— Task to complete —
Please reproduce the entire listing, character for character.

— Task input —
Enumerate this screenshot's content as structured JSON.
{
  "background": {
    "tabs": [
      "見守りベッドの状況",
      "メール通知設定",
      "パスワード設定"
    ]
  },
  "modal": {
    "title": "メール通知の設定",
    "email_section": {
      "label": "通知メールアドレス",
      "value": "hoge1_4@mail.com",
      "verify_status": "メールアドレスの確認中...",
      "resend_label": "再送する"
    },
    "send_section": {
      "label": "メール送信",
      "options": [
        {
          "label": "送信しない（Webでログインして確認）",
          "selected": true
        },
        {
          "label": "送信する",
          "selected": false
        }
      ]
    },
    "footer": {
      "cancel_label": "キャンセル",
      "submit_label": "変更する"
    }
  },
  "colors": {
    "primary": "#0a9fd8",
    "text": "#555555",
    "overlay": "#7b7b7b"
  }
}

— Output below —
Enumerate this screenshot's content as structured JSON.
{
  "background": {
    "tabs": [
      "見守りベッドの状況",
      "メール通知設定",
      "パスワード設定"
    ]
  },
  "modal": {
    "title": "メール通知の設定",
    "email_section": {
      "label": "通知メールアドレス",
      "value": "hoge1_4@mail.com",
      "verify_status": "メールアドレスの確認中...",
      "resend_label": "再送する"
    },
    "send_section": {
      "label": "メール送信",
      "options": [
        {
          "label": "送信しない（Webでログインして確認）",
          "selected": true
        },
        {
          "label": "送信する",
          "selected": false
        }
      ]
    },
    "footer": {
      "cancel_label": "キャンセル",
      "submit_label": "変更する"
    }
  },
  "colors": {
    "primary": "#0a9fd8",
    "text": "#555555",
    "overlay": "#7b7b7b"
  }
}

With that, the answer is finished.